France and Algeria revisit painful past in battle to mend colonial wounds

Algeria France and Algeria revisit painful past in battle to mend colonial wounds
FEB 18, 2024 LISTEN

A commission of French and Algerian historians created to reconcile colonial difficulties has agreed proposals for the exchange of archives, remains and artefacts. It is hoped the 10-member body – set up in August 2022 by presidents Emmanuel Macron and Abdelmadjid Tebboune – will help the countries turn the page on a shared and painful past.

RFI spoke with commission co-chair Benjamin Stora, who hopes France will this year be able to return highly symbolic records to Algeria.

RFI: Algerian historians are demanding that France return its archives. You prefer to focus on allowing free access to those archives. Can you explain the difference? 

Benjamin Stora: There's a new element in relation to the old problem of restitution and that is the digital revolution. These days requests for restitution are much less important than those for the digitisation, transfer and sharing of archives.

This does not prevent the restitution of authentic documents that have symbolic value – for example the Tafna treaty of 1836 to 1837. Handwritten documents from Emir Abdelkader recorded certain reflections relating to the Muslim religion in personal notebooks.

RFI: Should the question of returning symbolic goods that belonged to Algerian resistance leaders in the 19th century – such as Ahmed Bey and Emir Abdelkader – go through the French parliament?

BS: While waiting for French political parties to agree on the restitution of property – which is far from the case – we can still put forward proposals for restitution, and not just for Algeria. The problem of restitution concerns the whole of Africa.

RFI: During in your career you have been attacked several times by the French far right. Do you fear the restitution law (which has been partially passed) will cause controversy in the National Assembly?

BS: Obviously the French far-right has been opposed to any desire for rapprochement and reconciliation for a very long time. For them any work on colonial history is part of a so-called "question of repentance". But it has absolutely nothing to do about repentance ... it's simply a matter of looking history in the face.

When I submitted my report to the president in January 2021, there were very harsh attacks from the French far right, which wants no exchange with Algeria on any level. The policy of the extreme right – which does not recognise colonial history – can only harm France's interests throughout Africa, particularly among young people.

RFI: For the past year you focused on the 19th century  a distant era. Is this because France and Algeria are learning to work together on a less sensitive period than that of the Algerian War of Independence?

BS: Don't be fooled into thinking the 19th century was not a sensitive period. When we explore it, we realise the Algerian population was decreasing. You see what that implies in a war of conquest. It risks awakening discussion in France on the colonial question, which is very close to us. Identity and dispossession are burning questions.

RFI: When you tackle the 20th century  in particular the Algerian War and questions regarding the nuclear and chemical tests carried out by France in the Sahara – won't the conversation become even harder?

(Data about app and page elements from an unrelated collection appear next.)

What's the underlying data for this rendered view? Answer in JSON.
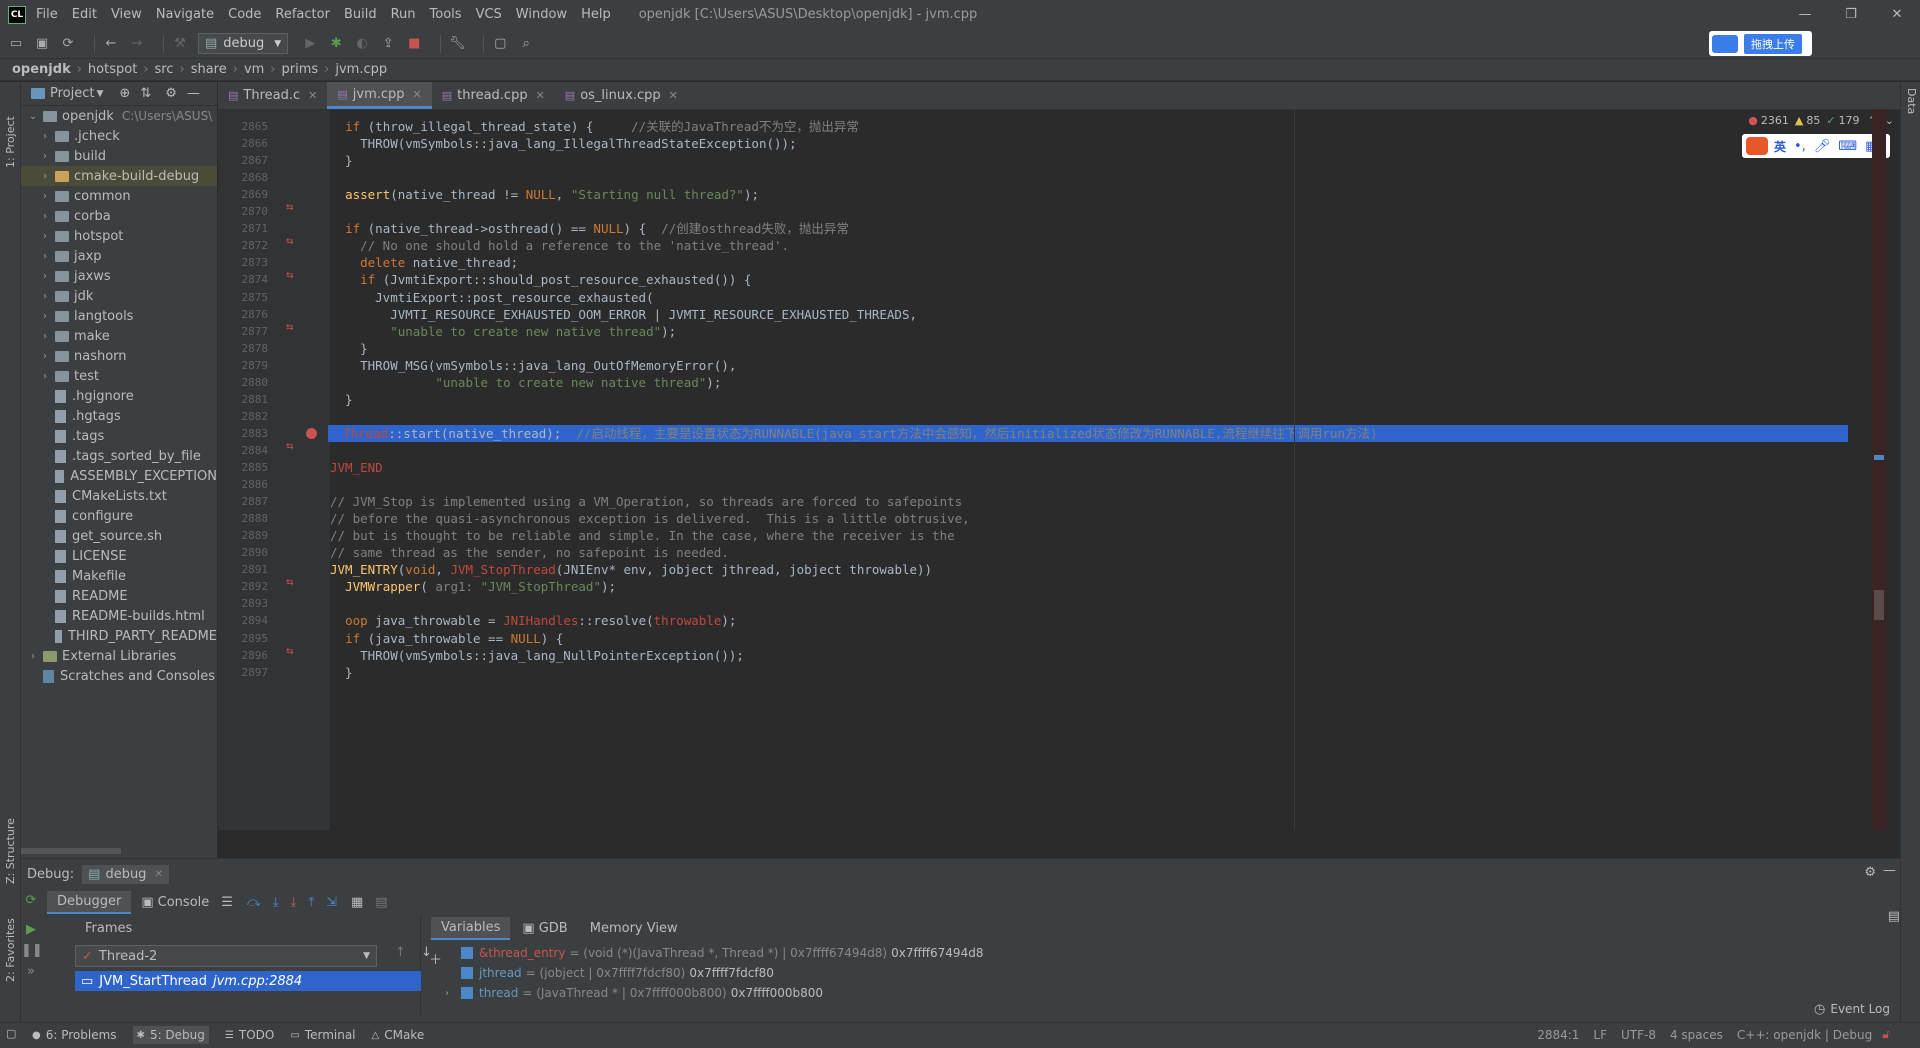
{
  "window": {
    "title": "openjdk [C:\\Users\\ASUS\\Desktop\\openjdk] - jvm.cpp",
    "menu": [
      "File",
      "Edit",
      "View",
      "Navigate",
      "Code",
      "Refactor",
      "Build",
      "Run",
      "Tools",
      "VCS",
      "Window",
      "Help"
    ]
  },
  "toolbar": {
    "run_config": "debug",
    "baidu_upload": "拖拽上传"
  },
  "breadcrumb": [
    "openjdk",
    "hotspot",
    "src",
    "share",
    "vm",
    "prims",
    "jvm.cpp"
  ],
  "project_panel": {
    "title": "Project",
    "root": "openjdk",
    "root_path": "C:\\Users\\ASUS\\",
    "items": [
      {
        "label": ".jcheck",
        "type": "folder"
      },
      {
        "label": "build",
        "type": "folder"
      },
      {
        "label": "cmake-build-debug",
        "type": "folder",
        "selected": true
      },
      {
        "label": "common",
        "type": "folder"
      },
      {
        "label": "corba",
        "type": "folder"
      },
      {
        "label": "hotspot",
        "type": "folder"
      },
      {
        "label": "jaxp",
        "type": "folder"
      },
      {
        "label": "jaxws",
        "type": "folder"
      },
      {
        "label": "jdk",
        "type": "folder"
      },
      {
        "label": "langtools",
        "type": "folder"
      },
      {
        "label": "make",
        "type": "folder"
      },
      {
        "label": "nashorn",
        "type": "folder"
      },
      {
        "label": "test",
        "type": "folder"
      },
      {
        "label": ".hgignore",
        "type": "file"
      },
      {
        "label": ".hgtags",
        "type": "file"
      },
      {
        "label": ".tags",
        "type": "file"
      },
      {
        "label": ".tags_sorted_by_file",
        "type": "file"
      },
      {
        "label": "ASSEMBLY_EXCEPTION",
        "type": "file"
      },
      {
        "label": "CMakeLists.txt",
        "type": "file"
      },
      {
        "label": "configure",
        "type": "file"
      },
      {
        "label": "get_source.sh",
        "type": "file"
      },
      {
        "label": "LICENSE",
        "type": "file"
      },
      {
        "label": "Makefile",
        "type": "file"
      },
      {
        "label": "README",
        "type": "file"
      },
      {
        "label": "README-builds.html",
        "type": "file"
      },
      {
        "label": "THIRD_PARTY_README",
        "type": "file"
      }
    ],
    "external_libraries": "External Libraries",
    "scratches": "Scratches and Consoles"
  },
  "tabs": [
    {
      "label": "Thread.c",
      "active": false
    },
    {
      "label": "jvm.cpp",
      "active": true
    },
    {
      "label": "thread.cpp",
      "active": false
    },
    {
      "label": "os_linux.cpp",
      "active": false
    }
  ],
  "inspections": {
    "errors": "2361",
    "warnings": "85",
    "weak": "179"
  },
  "code": {
    "lines": [
      {
        "n": "2865",
        "html": "  <span class='kw'>if</span> (throw_illegal_thread_state) {     <span class='cm'>//关联的JavaThread不为空，抛出异常</span>"
      },
      {
        "n": "2866",
        "html": "    THROW(vmSymbols::java_lang_IllegalThreadStateException());"
      },
      {
        "n": "2867",
        "html": "  }"
      },
      {
        "n": "2868",
        "html": ""
      },
      {
        "n": "2869",
        "html": "  <span class='fn'>assert</span>(native_thread != <span class='kw'>NULL</span>, <span class='str'>\"Starting null thread?\"</span>);"
      },
      {
        "n": "2870",
        "html": ""
      },
      {
        "n": "2871",
        "html": "  <span class='kw'>if</span> (native_thread->osthread() == <span class='kw'>NULL</span>) {  <span class='cm'>//创建osthread失败，抛出异常</span>"
      },
      {
        "n": "2872",
        "html": "    <span class='cm'>// No one should hold a reference to the 'native_thread'.</span>"
      },
      {
        "n": "2873",
        "html": "    <span class='kw'>delete</span> native_thread;"
      },
      {
        "n": "2874",
        "html": "    <span class='kw'>if</span> (JvmtiExport::should_post_resource_exhausted()) {"
      },
      {
        "n": "2875",
        "html": "      JvmtiExport::post_resource_exhausted("
      },
      {
        "n": "2876",
        "html": "        JVMTI_RESOURCE_EXHAUSTED_OOM_ERROR | JVMTI_RESOURCE_EXHAUSTED_THREADS,"
      },
      {
        "n": "2877",
        "html": "        <span class='str'>\"unable to create new native thread\"</span>);"
      },
      {
        "n": "2878",
        "html": "    }"
      },
      {
        "n": "2879",
        "html": "    THROW_MSG(vmSymbols::java_lang_OutOfMemoryError(),"
      },
      {
        "n": "2880",
        "html": "              <span class='str'>\"unable to create new native thread\"</span>);"
      },
      {
        "n": "2881",
        "html": "  }"
      },
      {
        "n": "2882",
        "html": ""
      },
      {
        "n": "2883",
        "html": "  <span class='mac'>Thread</span>::start(native_thread);  <span class='cm'>//启动线程，主要是设置状态为RUNNABLE(java_start方法中会感知，然后initialized状态修改为RUNNABLE,流程继续往下调用run方法)</span>",
        "highlight": true
      },
      {
        "n": "2884",
        "html": ""
      },
      {
        "n": "2885",
        "html": "<span class='mac'>JVM_END</span>"
      },
      {
        "n": "2886",
        "html": ""
      },
      {
        "n": "2887",
        "html": "<span class='cm'>// JVM_Stop is implemented using a VM_Operation, so threads are forced to safepoints</span>"
      },
      {
        "n": "2888",
        "html": "<span class='cm'>// before the quasi-asynchronous exception is delivered.  This is a little obtrusive,</span>"
      },
      {
        "n": "2889",
        "html": "<span class='cm'>// but is thought to be reliable and simple. In the case, where the receiver is the</span>"
      },
      {
        "n": "2890",
        "html": "<span class='cm'>// same thread as the sender, no safepoint is needed.</span>"
      },
      {
        "n": "2891",
        "html": "<span class='fn'>JVM_ENTRY</span>(<span class='kw'>void</span>, <span class='mac'>JVM_StopThread</span>(JNIEnv* env, jobject jthread, jobject throwable))"
      },
      {
        "n": "2892",
        "html": "  <span class='fn'>JVMWrapper</span>( <span class='cm'>arg1:</span> <span class='str'>\"JVM_StopThread\"</span>);"
      },
      {
        "n": "2893",
        "html": ""
      },
      {
        "n": "2894",
        "html": "  <span class='kw'>oop</span> java_throwable = <span class='mac'>JNIHandles</span>::resolve(<span class='mac'>throwable</span>);"
      },
      {
        "n": "2895",
        "html": "  <span class='kw'>if</span> (java_throwable == <span class='kw'>NULL</span>) {"
      },
      {
        "n": "2896",
        "html": "    THROW(vmSymbols::java_lang_NullPointerException());"
      },
      {
        "n": "2897",
        "html": "  }"
      }
    ]
  },
  "debug": {
    "label": "Debug:",
    "session": "debug",
    "tabs": [
      "Debugger",
      "Console"
    ],
    "frames_label": "Frames",
    "thread": "Thread-2",
    "frame": "JVM_StartThread",
    "frame_loc": "jvm.cpp:2884",
    "var_tabs": [
      "Variables",
      "GDB",
      "Memory View"
    ],
    "variables": [
      {
        "name": "&thread_entry",
        "type": "= (void (*)(JavaThread *, Thread *) | 0x7ffff67494d8)",
        "value": "0x7ffff67494d8"
      },
      {
        "name": "jthread",
        "type": "= (jobject | 0x7ffff7fdcf80)",
        "value": "0x7ffff7fdcf80"
      },
      {
        "name": "thread",
        "type": "= (JavaThread * | 0x7ffff000b800)",
        "value": "0x7ffff000b800"
      }
    ]
  },
  "statusbar": {
    "tools": [
      "6: Problems",
      "5: Debug",
      "TODO",
      "Terminal",
      "CMake"
    ],
    "event_log": "Event Log",
    "position": "2884:1",
    "line_sep": "LF",
    "encoding": "UTF-8",
    "indent": "4 spaces",
    "context": "C++: openjdk | Debug"
  },
  "side_labels": {
    "project": "1: Project",
    "structure": "Z: Structure",
    "favorites": "2: Favorites",
    "database": "Data"
  }
}
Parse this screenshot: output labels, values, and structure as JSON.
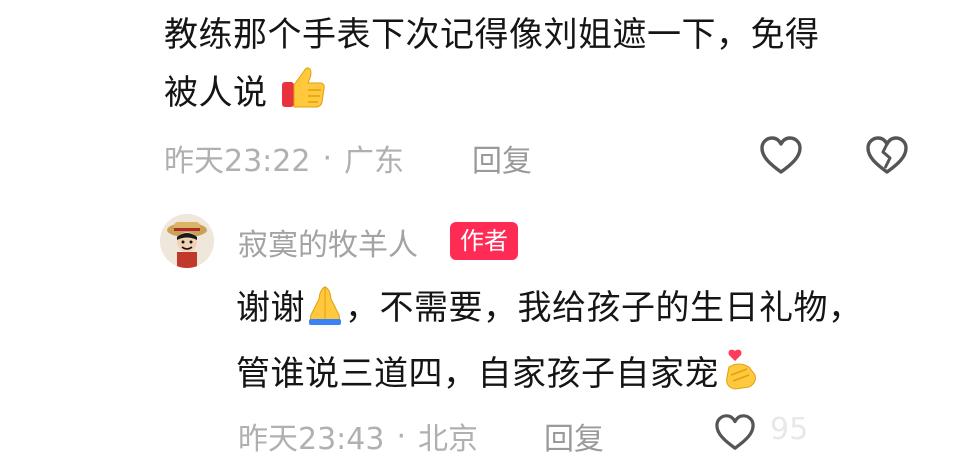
{
  "comment1": {
    "line1": "教练那个手表下次记得像刘姐遮一下，免得",
    "line2": "被人说",
    "time": "昨天23:22",
    "separator": "·",
    "location": "广东",
    "reply_label": "回复"
  },
  "comment2": {
    "username": "寂寞的牧羊人",
    "badge": "作者",
    "line1_a": "谢谢",
    "line1_b": "，不需要，我给孩子的生日礼物，",
    "line2": "管谁说三道四，自家孩子自家宠",
    "time": "昨天23:43",
    "separator": "·",
    "location": "北京",
    "reply_label": "回复",
    "like_count": "95"
  },
  "icons": {
    "thumbs_up_emoji": "thumbs-up-icon",
    "heart": "heart-icon",
    "broken_heart": "broken-heart-icon",
    "praying_hands_emoji": "praying-hands-icon",
    "finger_heart_emoji": "finger-heart-icon"
  },
  "colors": {
    "badge_bg": "#fe2c55",
    "meta_text": "#b0b0b0",
    "body_text": "#151515"
  }
}
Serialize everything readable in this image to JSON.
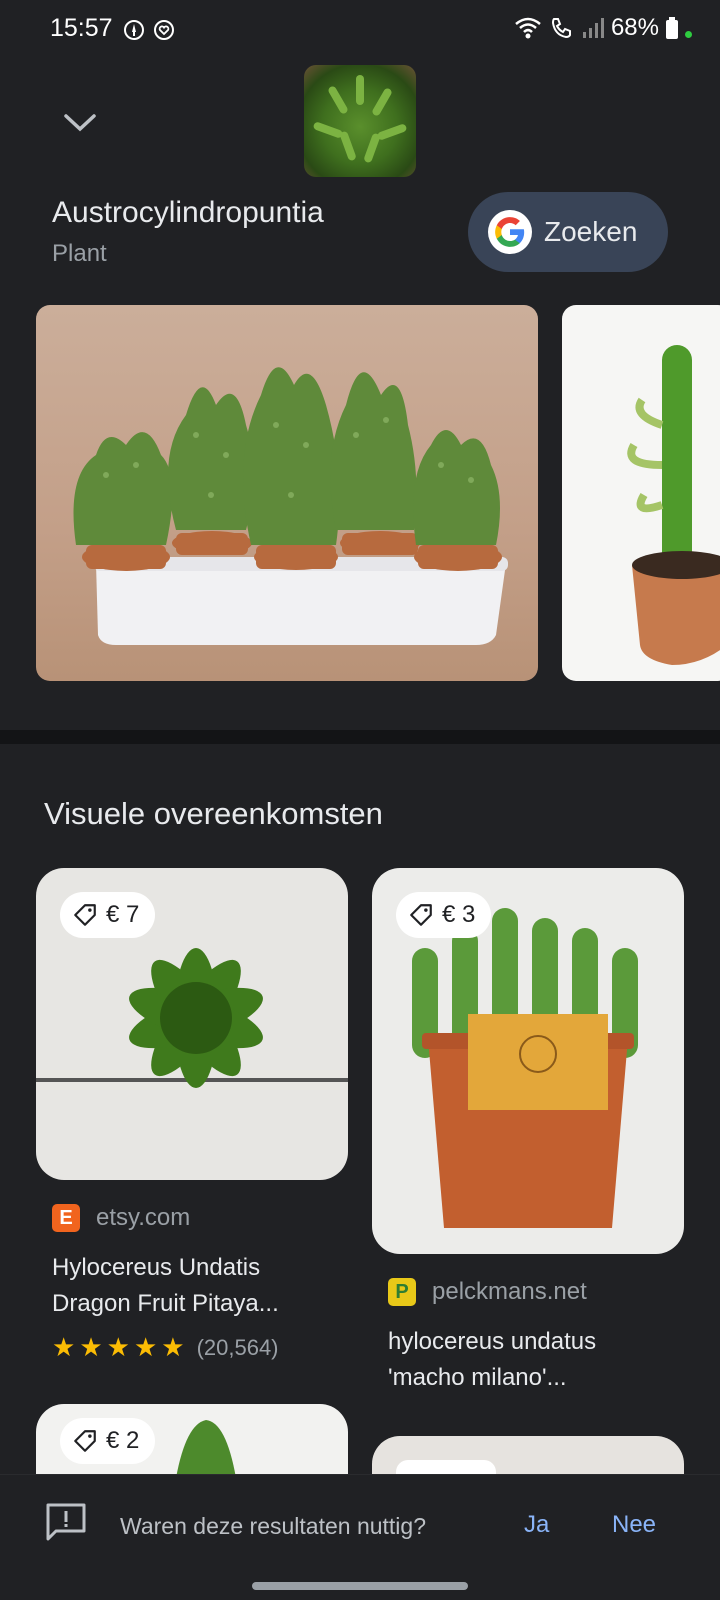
{
  "status_bar": {
    "time": "15:57",
    "battery_pct": "68%",
    "icons": [
      "notification-icon",
      "heart-icon",
      "wifi-icon",
      "wifi-calling-icon",
      "signal-icon",
      "battery-icon"
    ]
  },
  "entity": {
    "title": "Austrocylindropuntia",
    "subtitle": "Plant",
    "search_label": "Zoeken"
  },
  "visual_matches": {
    "title": "Visuele overeenkomsten",
    "items": [
      {
        "price": "€ 7",
        "source": "etsy.com",
        "favicon": "E",
        "title_line1": "Hylocereus Undatis",
        "title_line2": "Dragon Fruit Pitaya...",
        "rating_count": "(20,564)",
        "stars": 5
      },
      {
        "price": "€ 3",
        "source": "pelckmans.net",
        "favicon": "P",
        "title_line1": "hylocereus undatus",
        "title_line2": "'macho milano'..."
      },
      {
        "price": "€ 2"
      }
    ]
  },
  "feedback": {
    "question": "Waren deze resultaten nuttig?",
    "yes": "Ja",
    "no": "Nee"
  },
  "colors": {
    "background": "#202124",
    "accent": "#8ab4f8",
    "search_button": "#394457",
    "star": "#fbbc04"
  }
}
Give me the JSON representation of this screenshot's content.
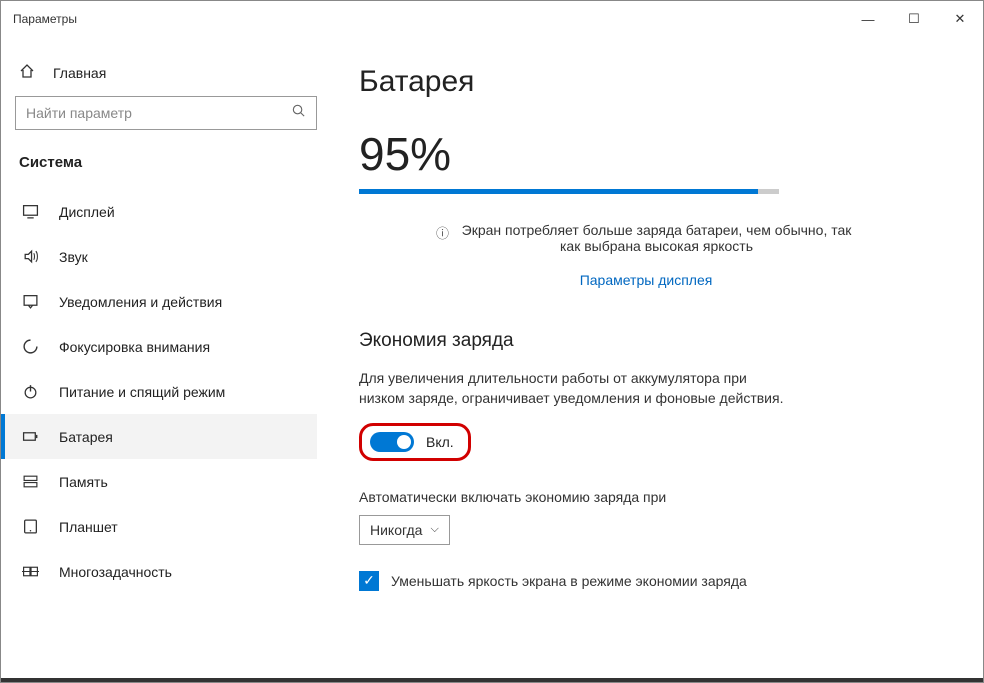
{
  "window": {
    "title": "Параметры"
  },
  "sidebar": {
    "home": "Главная",
    "search_placeholder": "Найти параметр",
    "category": "Система",
    "items": [
      {
        "label": "Дисплей",
        "icon": "display"
      },
      {
        "label": "Звук",
        "icon": "sound"
      },
      {
        "label": "Уведомления и действия",
        "icon": "notifications"
      },
      {
        "label": "Фокусировка внимания",
        "icon": "focus"
      },
      {
        "label": "Питание и спящий режим",
        "icon": "power"
      },
      {
        "label": "Батарея",
        "icon": "battery",
        "active": true
      },
      {
        "label": "Память",
        "icon": "storage"
      },
      {
        "label": "Планшет",
        "icon": "tablet"
      },
      {
        "label": "Многозадачность",
        "icon": "multitask"
      }
    ]
  },
  "main": {
    "title": "Батарея",
    "percent_text": "95%",
    "percent_value": 95,
    "info": "Экран потребляет больше заряда батареи, чем обычно, так как выбрана высокая яркость",
    "display_link": "Параметры дисплея",
    "saver_heading": "Экономия заряда",
    "saver_desc": "Для увеличения длительности работы от аккумулятора при низком заряде, ограничивает уведомления и фоновые действия.",
    "toggle_state": "Вкл.",
    "auto_label": "Автоматически включать экономию заряда при",
    "auto_value": "Никогда",
    "dim_label": "Уменьшать яркость экрана в режиме экономии заряда",
    "dim_checked": true
  }
}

BS: There will always be sticking points, but we must start this story from the beginning and not the end. If we do not know Algeria's history in depth, it will be difficult to deal with the end of the story – and that is the time of the war of independence itself. We must not put the cart before the horse every time. I believe that historical work is a long-term job. We have to get on with it and we have to learn to work together.

RFI: So the 20th century will be tackled, even though it still brings a lot of pain and suffering today?

BS: Of course. I have written around 30 books on the history of the Algerian War, so I've been working on it for a very long time.

This interview has been translated from French and edited for clarity.